***** INFORMATION PROVIDED *****

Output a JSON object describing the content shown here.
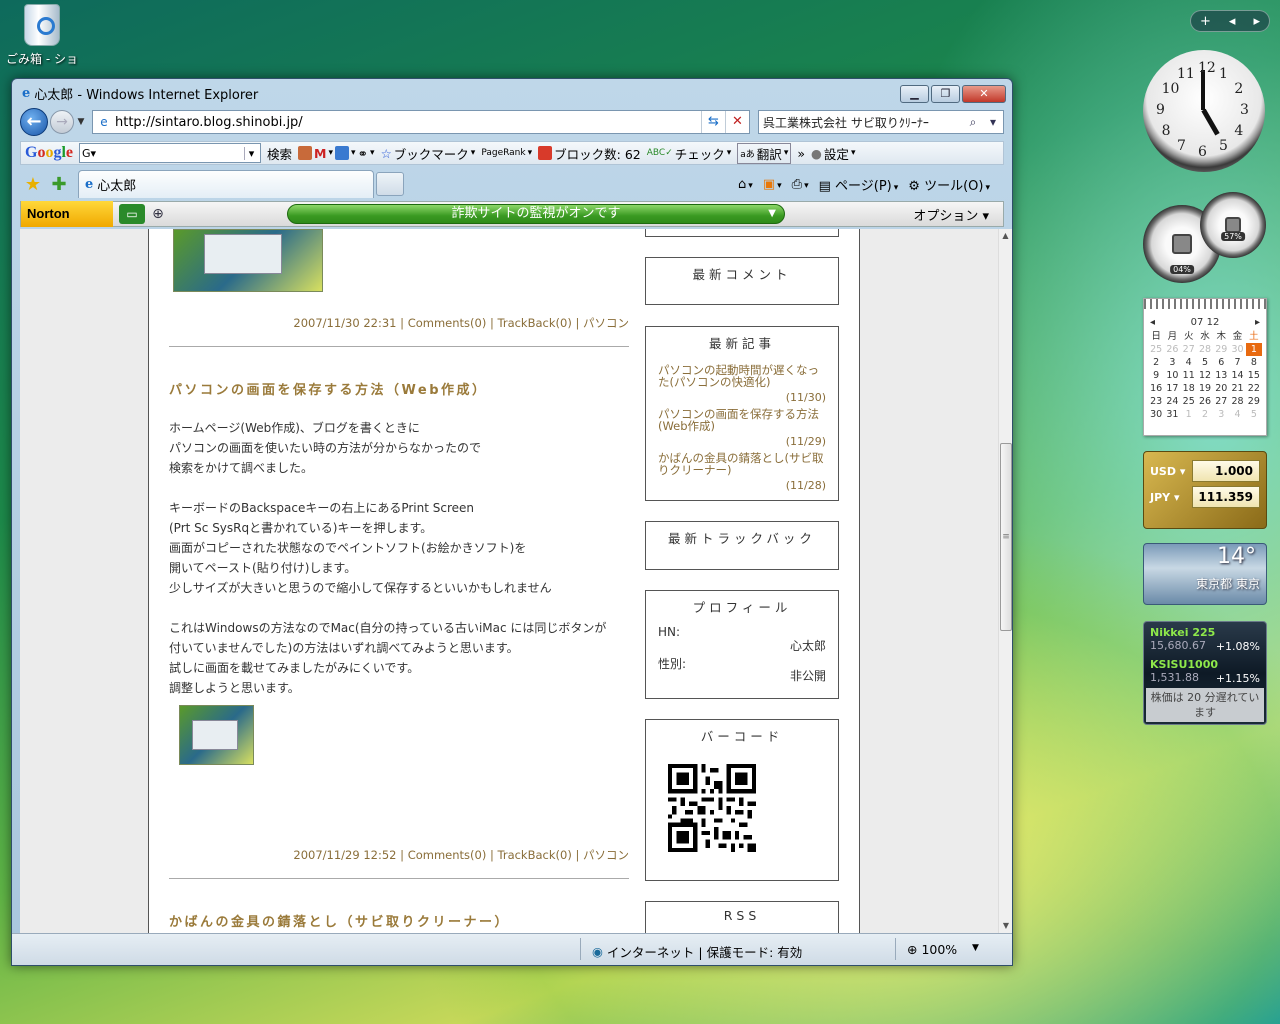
{
  "desktop": {
    "recycle_label": "ごみ箱 - ショ"
  },
  "window": {
    "title": "心太郎 - Windows Internet Explorer",
    "url": "http://sintaro.blog.shinobi.jp/",
    "search_text": "呉工業株式会社 サビ取りｸﾘｰﾅｰ"
  },
  "google_bar": {
    "logo": [
      "G",
      "o",
      "o",
      "g",
      "l",
      "e"
    ],
    "search_label": "検索",
    "bookmarks_label": "ブックマーク",
    "pagerank_label": "PageRank",
    "blocked_label": "ブロック数: 62",
    "check_label": "チェック",
    "translate_label": "翻訳",
    "settings_label": "設定"
  },
  "tabs": [
    {
      "label": "心太郎"
    }
  ],
  "command_bar": {
    "page_label": "ページ(P)",
    "tools_label": "ツール(O)"
  },
  "norton": {
    "logo": "Norton",
    "status": "詐欺サイトの監視がオンです",
    "options_label": "オプション"
  },
  "posts": [
    {
      "meta_date": "2007/11/30 22:31",
      "meta_comments": "Comments(0)",
      "meta_trackback": "TrackBack(0)",
      "meta_category": "パソコン"
    },
    {
      "title": "パソコンの画面を保存する方法（Web作成）",
      "body": [
        "ホームページ(Web作成)、ブログを書くときに",
        "パソコンの画面を使いたい時の方法が分からなかったので",
        "検索をかけて調べました。",
        "",
        "キーボードのBackspaceキーの右上にあるPrint Screen",
        "(Prt Sc SysRqと書かれている)キーを押します。",
        "画面がコピーされた状態なのでペイントソフト(お絵かきソフト)を",
        "開いてペースト(貼り付け)します。",
        "少しサイズが大きいと思うので縮小して保存するといいかもしれません",
        "",
        "これはWindowsの方法なのでMac(自分の持っている古いiMac には同じボタンが",
        "付いていませんでした)の方法はいずれ調べてみようと思います。",
        "試しに画面を載せてみましたがみにくいです。",
        "調整しようと思います。"
      ],
      "meta_date": "2007/11/29 12:52",
      "meta_comments": "Comments(0)",
      "meta_trackback": "TrackBack(0)",
      "meta_category": "パソコン"
    },
    {
      "title": "かばんの金具の錆落とし（サビ取りクリーナー）"
    }
  ],
  "meta_sep": "|",
  "sidebar": {
    "recent_comments_title": "最新コメント",
    "recent_articles_title": "最新記事",
    "recent_articles": [
      {
        "title": "パソコンの起動時間が遅くなった(パソコンの快適化)",
        "date": "(11/30)"
      },
      {
        "title": "パソコンの画面を保存する方法(Web作成)",
        "date": "(11/29)"
      },
      {
        "title": "かばんの金具の錆落とし(サビ取りクリーナー)",
        "date": "(11/28)"
      }
    ],
    "recent_trackback_title": "最新トラックバック",
    "profile_title": "プロフィール",
    "profile_hn_label": "HN:",
    "profile_hn_value": "心太郎",
    "profile_sex_label": "性別:",
    "profile_sex_value": "非公開",
    "barcode_title": "バーコード",
    "rss_title": "RSS"
  },
  "statusbar": {
    "zone": "インターネット | 保護モード: 有効",
    "zoom": "100%"
  },
  "gadgets": {
    "clock_numbers": [
      "12",
      "1",
      "2",
      "3",
      "4",
      "5",
      "6",
      "7",
      "8",
      "9",
      "10",
      "11"
    ],
    "cpu_pct": "04%",
    "mem_pct": "57%",
    "calendar": {
      "month": "07 12",
      "weekdays": [
        "日",
        "月",
        "火",
        "水",
        "木",
        "金",
        "土"
      ],
      "days": [
        [
          "25",
          "26",
          "27",
          "28",
          "29",
          "30",
          "1"
        ],
        [
          "2",
          "3",
          "4",
          "5",
          "6",
          "7",
          "8"
        ],
        [
          "9",
          "10",
          "11",
          "12",
          "13",
          "14",
          "15"
        ],
        [
          "16",
          "17",
          "18",
          "19",
          "20",
          "21",
          "22"
        ],
        [
          "23",
          "24",
          "25",
          "26",
          "27",
          "28",
          "29"
        ],
        [
          "30",
          "31",
          "1",
          "2",
          "3",
          "4",
          "5"
        ]
      ]
    },
    "currency": [
      {
        "code": "USD",
        "value": "1.000"
      },
      {
        "code": "JPY",
        "value": "111.359"
      }
    ],
    "weather": {
      "temp": "14°",
      "location": "東京都 東京"
    },
    "stocks": [
      {
        "name": "Nikkei 225",
        "value": "15,680.67",
        "change": "+1.08%"
      },
      {
        "name": "KSISU1000",
        "value": "1,531.88",
        "change": "+1.15%"
      }
    ],
    "stock_note": "株価は 20 分遅れています"
  },
  "colors": {
    "accent_link": "#8a6e3a",
    "norton_green": "#3a9a22",
    "today": "#e86a10"
  }
}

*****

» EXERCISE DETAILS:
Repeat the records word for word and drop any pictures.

» ANSWER SECTION:
Output a JSON object describing the content shown here.
{
  "desktop": {
    "recycle_label": "ごみ箱 - ショ"
  },
  "window": {
    "title": "心太郎 - Windows Internet Explorer",
    "url": "http://sintaro.blog.shinobi.jp/",
    "search_text": "呉工業株式会社 サビ取りｸﾘｰﾅｰ"
  },
  "google_bar": {
    "logo": [
      "G",
      "o",
      "o",
      "g",
      "l",
      "e"
    ],
    "search_label": "検索",
    "bookmarks_label": "ブックマーク",
    "pagerank_label": "PageRank",
    "blocked_label": "ブロック数: 62",
    "check_label": "チェック",
    "translate_label": "翻訳",
    "settings_label": "設定"
  },
  "tabs": [
    {
      "label": "心太郎"
    }
  ],
  "command_bar": {
    "page_label": "ページ(P)",
    "tools_label": "ツール(O)"
  },
  "norton": {
    "logo": "Norton",
    "status": "詐欺サイトの監視がオンです",
    "options_label": "オプション"
  },
  "posts": [
    {
      "meta_date": "2007/11/30 22:31",
      "meta_comments": "Comments(0)",
      "meta_trackback": "TrackBack(0)",
      "meta_category": "パソコン"
    },
    {
      "title": "パソコンの画面を保存する方法（Web作成）",
      "body": [
        "ホームページ(Web作成)、ブログを書くときに",
        "パソコンの画面を使いたい時の方法が分からなかったので",
        "検索をかけて調べました。",
        "",
        "キーボードのBackspaceキーの右上にあるPrint Screen",
        "(Prt Sc SysRqと書かれている)キーを押します。",
        "画面がコピーされた状態なのでペイントソフト(お絵かきソフト)を",
        "開いてペースト(貼り付け)します。",
        "少しサイズが大きいと思うので縮小して保存するといいかもしれません",
        "",
        "これはWindowsの方法なのでMac(自分の持っている古いiMac には同じボタンが",
        "付いていませんでした)の方法はいずれ調べてみようと思います。",
        "試しに画面を載せてみましたがみにくいです。",
        "調整しようと思います。"
      ],
      "meta_date": "2007/11/29 12:52",
      "meta_comments": "Comments(0)",
      "meta_trackback": "TrackBack(0)",
      "meta_category": "パソコン"
    },
    {
      "title": "かばんの金具の錆落とし（サビ取りクリーナー）"
    }
  ],
  "meta_sep": "|",
  "sidebar": {
    "recent_comments_title": "最新コメント",
    "recent_articles_title": "最新記事",
    "recent_articles": [
      {
        "title": "パソコンの起動時間が遅くなった(パソコンの快適化)",
        "date": "(11/30)"
      },
      {
        "title": "パソコンの画面を保存する方法(Web作成)",
        "date": "(11/29)"
      },
      {
        "title": "かばんの金具の錆落とし(サビ取りクリーナー)",
        "date": "(11/28)"
      }
    ],
    "recent_trackback_title": "最新トラックバック",
    "profile_title": "プロフィール",
    "profile_hn_label": "HN:",
    "profile_hn_value": "心太郎",
    "profile_sex_label": "性別:",
    "profile_sex_value": "非公開",
    "barcode_title": "バーコード",
    "rss_title": "RSS"
  },
  "statusbar": {
    "zone": "インターネット | 保護モード: 有効",
    "zoom": "100%"
  },
  "gadgets": {
    "clock_numbers": [
      "12",
      "1",
      "2",
      "3",
      "4",
      "5",
      "6",
      "7",
      "8",
      "9",
      "10",
      "11"
    ],
    "cpu_pct": "04%",
    "mem_pct": "57%",
    "calendar": {
      "month": "07 12",
      "weekdays": [
        "日",
        "月",
        "火",
        "水",
        "木",
        "金",
        "土"
      ],
      "days": [
        [
          "25",
          "26",
          "27",
          "28",
          "29",
          "30",
          "1"
        ],
        [
          "2",
          "3",
          "4",
          "5",
          "6",
          "7",
          "8"
        ],
        [
          "9",
          "10",
          "11",
          "12",
          "13",
          "14",
          "15"
        ],
        [
          "16",
          "17",
          "18",
          "19",
          "20",
          "21",
          "22"
        ],
        [
          "23",
          "24",
          "25",
          "26",
          "27",
          "28",
          "29"
        ],
        [
          "30",
          "31",
          "1",
          "2",
          "3",
          "4",
          "5"
        ]
      ]
    },
    "currency": [
      {
        "code": "USD",
        "value": "1.000"
      },
      {
        "code": "JPY",
        "value": "111.359"
      }
    ],
    "weather": {
      "temp": "14°",
      "location": "東京都 東京"
    },
    "stocks": [
      {
        "name": "Nikkei 225",
        "value": "15,680.67",
        "change": "+1.08%"
      },
      {
        "name": "KSISU1000",
        "value": "1,531.88",
        "change": "+1.15%"
      }
    ],
    "stock_note": "株価は 20 分遅れています"
  },
  "colors": {
    "accent_link": "#8a6e3a",
    "norton_green": "#3a9a22",
    "today": "#e86a10"
  }
}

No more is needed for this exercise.